"Baby I'm a nightmare dressed like a daydream," sings Taylor Swift in one of her pop songs.
Don't believe it. The chart-topping Swift is widely known as one of the world's nicest celebrities and regularly nurtures that image. When a couple tweeted that they became engaged at one of her concerts, she invited them backstage. After an encounter with some fans in a New York park, she handed them $80 for lunch. And in perhaps her most touching moment, Swift recently donated $50,000 to a preteen fan fighting cancer after seeing her crowd-funding video.
While that donation surely was a smart business move as an investment in her wholesome brand, it shows she indisputably has heart and cares about being viewed that way. She was also branded as a champion of fellow musicians, including thousands far less successful, when she demanded last month that Apple pay royalties during a trial period for its new music subscription service, effectively forcing the world's richest corporation to open its wallet.
This conflicts with so many other stars who are nightmares in real life and package themselves as wholesome.
For decades Bill Cosby pulled the wool over our eyes, portraying a wise and noble dad on TV, doling out sage advice to his son and daughters, and speaking out on moral issues, when all that time he allegedly was a relentless sexual predator who abused women by drugging them.
Accusations against him are now bolstered by the revelation of a deposition in a civil trial, sealed but recently leaked, in which he seems to have admitted drugging women. He faces a civil trial in California, sued by a woman who says he abused her as a teenager.
Cosby's career is finished, as well it should be. OJ Simpson may get an endorsement deal or TV work sooner than Cosby will.
It leaves me pondering the enigma of the people we think we know, and obsess over, watching their reality shows, poring over gossip magazines and tabloids that feature them, buying their products.
In this post-Howard Stern, social media world that seems constantly at war with boredom, it's shock value that drives the discourse.
Which brings us to another Trainwreck.
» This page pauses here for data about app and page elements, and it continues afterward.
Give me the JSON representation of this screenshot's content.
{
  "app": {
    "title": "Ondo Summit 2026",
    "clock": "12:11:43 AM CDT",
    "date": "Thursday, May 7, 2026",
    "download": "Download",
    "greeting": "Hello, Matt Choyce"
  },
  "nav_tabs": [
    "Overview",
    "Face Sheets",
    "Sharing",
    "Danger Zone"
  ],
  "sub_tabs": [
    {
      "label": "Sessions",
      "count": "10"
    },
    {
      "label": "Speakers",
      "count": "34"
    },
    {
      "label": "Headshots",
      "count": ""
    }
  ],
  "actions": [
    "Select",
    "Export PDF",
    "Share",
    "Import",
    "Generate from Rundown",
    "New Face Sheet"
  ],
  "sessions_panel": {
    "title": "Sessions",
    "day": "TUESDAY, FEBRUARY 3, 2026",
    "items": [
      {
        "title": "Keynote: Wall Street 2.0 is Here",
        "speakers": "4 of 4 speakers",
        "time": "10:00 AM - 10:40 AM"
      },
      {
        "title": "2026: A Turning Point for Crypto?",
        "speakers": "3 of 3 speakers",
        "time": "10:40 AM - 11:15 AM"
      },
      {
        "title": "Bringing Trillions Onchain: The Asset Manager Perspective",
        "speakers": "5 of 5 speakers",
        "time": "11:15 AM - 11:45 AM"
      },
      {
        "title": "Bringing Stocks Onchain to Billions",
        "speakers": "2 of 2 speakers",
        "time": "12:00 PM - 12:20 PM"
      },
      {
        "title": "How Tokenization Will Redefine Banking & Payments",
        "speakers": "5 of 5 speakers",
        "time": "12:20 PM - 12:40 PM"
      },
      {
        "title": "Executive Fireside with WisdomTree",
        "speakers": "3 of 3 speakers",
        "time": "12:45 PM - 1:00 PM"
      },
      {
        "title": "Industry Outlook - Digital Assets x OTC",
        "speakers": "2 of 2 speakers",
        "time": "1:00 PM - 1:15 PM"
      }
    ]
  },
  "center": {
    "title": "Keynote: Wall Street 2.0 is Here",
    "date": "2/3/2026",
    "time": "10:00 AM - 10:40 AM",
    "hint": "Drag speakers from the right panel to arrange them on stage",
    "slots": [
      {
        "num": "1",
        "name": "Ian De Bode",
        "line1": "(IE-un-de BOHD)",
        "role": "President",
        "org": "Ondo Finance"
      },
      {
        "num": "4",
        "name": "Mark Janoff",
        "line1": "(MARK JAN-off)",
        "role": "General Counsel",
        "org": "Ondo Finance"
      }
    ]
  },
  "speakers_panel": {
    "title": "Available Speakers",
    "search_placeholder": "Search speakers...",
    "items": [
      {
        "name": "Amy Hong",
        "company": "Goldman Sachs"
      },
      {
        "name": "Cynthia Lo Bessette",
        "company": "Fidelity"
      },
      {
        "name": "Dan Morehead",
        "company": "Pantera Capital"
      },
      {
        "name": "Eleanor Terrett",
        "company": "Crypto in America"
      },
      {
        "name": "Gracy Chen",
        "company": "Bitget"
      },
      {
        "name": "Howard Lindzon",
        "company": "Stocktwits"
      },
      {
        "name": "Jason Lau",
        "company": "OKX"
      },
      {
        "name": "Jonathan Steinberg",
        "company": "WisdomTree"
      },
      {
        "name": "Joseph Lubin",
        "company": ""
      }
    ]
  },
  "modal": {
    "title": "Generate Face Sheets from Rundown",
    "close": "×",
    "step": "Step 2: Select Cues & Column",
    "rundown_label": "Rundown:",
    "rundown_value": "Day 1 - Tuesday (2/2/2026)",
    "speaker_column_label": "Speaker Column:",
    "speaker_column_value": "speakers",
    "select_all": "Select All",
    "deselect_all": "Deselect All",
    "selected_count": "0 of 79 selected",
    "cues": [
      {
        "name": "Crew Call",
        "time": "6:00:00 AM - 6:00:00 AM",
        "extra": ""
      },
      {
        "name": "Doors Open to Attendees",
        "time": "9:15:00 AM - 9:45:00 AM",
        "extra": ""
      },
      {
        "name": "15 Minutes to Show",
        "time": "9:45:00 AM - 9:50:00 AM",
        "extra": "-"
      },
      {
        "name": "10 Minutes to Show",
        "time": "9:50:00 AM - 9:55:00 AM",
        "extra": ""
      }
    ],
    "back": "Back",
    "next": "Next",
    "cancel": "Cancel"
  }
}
That's the name of Amy Schumer's hit movie, which has propelled her from obscure comedian to a queen of the summer box office with a respectable opening of over $30 million.
It has also cast a spotlight on her early act's irreverent segments on race and earned some criticism. In one bit she suggested being raped by Hispanic men, and in another she ridiculed African American names and mannerisms.
But was that really a glimpse, as her Comedy Central show is called, Inside Amy Schumer?
The key to success for any comedian is to push the envelope, which gets much increasingly harder now that off-color, lewd or bawdy jokes have become de rigueur. The last frontier for shock value is race. But that's a minefield.
Every comic plays a character on stage and, news flash, very little of what they say actually happened to them or reflects on what they actually believe. It's clear from the routines that Schumer was trying to inhabit the character of a ditsy, privileged white girl with a blind spot on race and ethnicity, rather than parade the fact that she is one.
The bottom line is that people in general are complex, showing good and bad sides in various occasions. Add in the element of being a public figure and the narcissism that comes with it, and the picture of who they are and what's in their hearts and souls gets even more murky and complicated. It may well be that living in the public spotlight actually drives people nuts.
Which makes it even more refreshing to see a celebrity use her fame and fortune and pulpit to set examples of kindness and gratitude. Hopefully Taylor swift can send the message that you can thrive in the limelight and be a huge success without losing your soul in the process.
About the author:
Eli Verschleiser is a financier, real estate developer, and investor in commercial real estate. In his Philanthropy, Mr. Verschleiser is a board member of the American Jewish Congress, Co-Founder of Magenu.org, & President of OurPlace, a non-profit organization that provides support, shelter, and counseling for troubled Jewish youth.
Mr. Verschleiser is a frequent commentator on political and social services matters.